The workshop was titled Body & Mind. I ran it with Steve Wilcox, head of Design Science in Philadelphia. Steve’s Ph.D. is in cognitive psychology, mine is in biomechanics. There is, unfortunately, not enough of either being taught in design schools. For the 40 participants in the workshop this was apparently an introductory exposure to either topic. Of course, if you are going to design for all, basic (or extended) knowledge in these areas will help immensely.

Thanks to everyone who attended the conference and the workshop. In addition to the conference presentations, it was great seeing (and having a chance to hang out with) the RCA crowd again.

Arthritis, hearing and vision trouble in the US

The Center for Disease Control in the US periodically publishes updates on health statistics. Here is a chart showing age distribution of three common problems – arthritis, hearing trouble and vision trouble (even after corrective eyewear).

The CDC reports this data in age brackets. For this chart, I interpolated that data – because a line chart makes the age distribution easier to understand. I also placed a dividing line at age 55, to split the adult population into two groups. (Choosing 55 was an arbitrary decision, I did it just to make the information easier to discuss.)

 

Print

Pythagoras in Nashville – TEDxDrexelU videos are on YouTube

 

 

 

Videos for the TEDxDrexelU conference have been posted on YouTube (my talk included.)

TEDxDrexelU videos on YouTube

I need to thank several people who assisted in my presentation. The super-nice slide guitar photos were used by permission of Randall Douglas. Randall is based in Minnesota – check his website for more nice photos – musicians, and others.

Randall Douglas’s photography website

Thanks also to Nashville legend Charlie McCoy for permission to use his photo. Charlie’s website is here:

Charlie McCoy’s website

Chas Williams was also a big help – I referenced his book, The Nashville Number System, quite a bit in my talk. And with Chas’ permission, used several images from the book. Definitely look into his book if you’re a fan of music and information.
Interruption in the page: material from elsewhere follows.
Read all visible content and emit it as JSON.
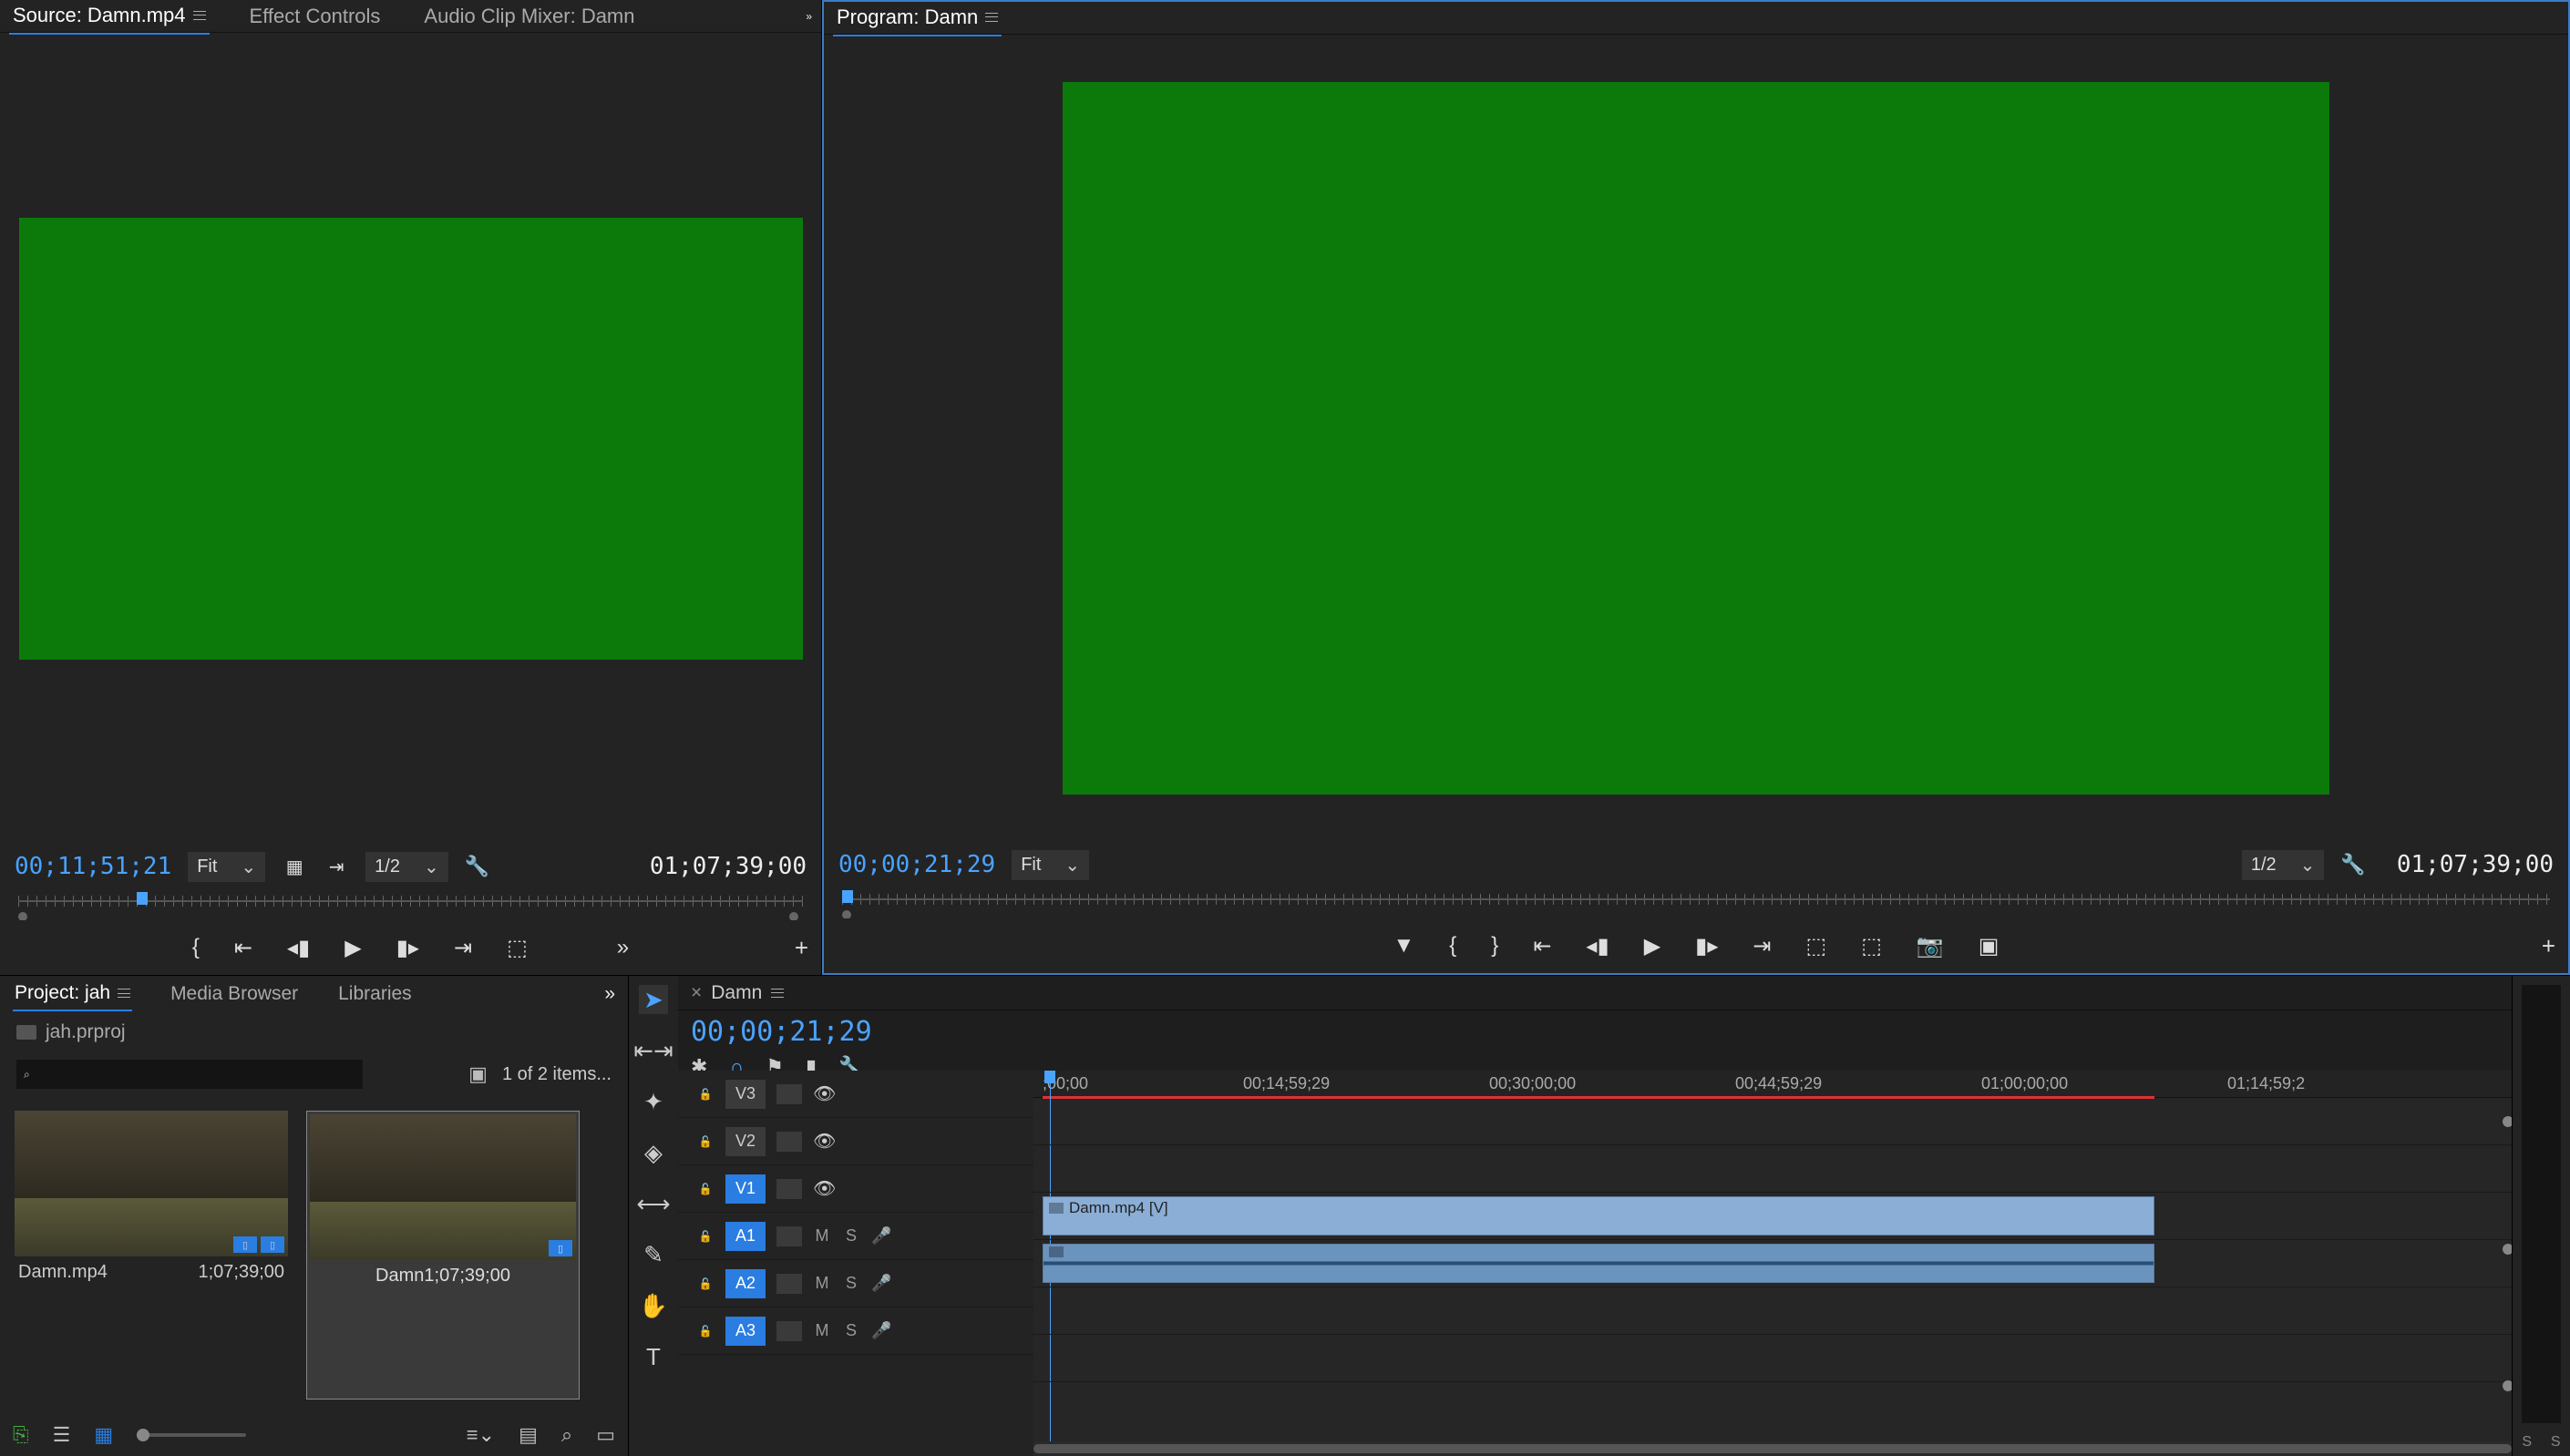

Chas Williams / The Nashville Number System

Lots of great presentations that day. Thanks to everyone involved.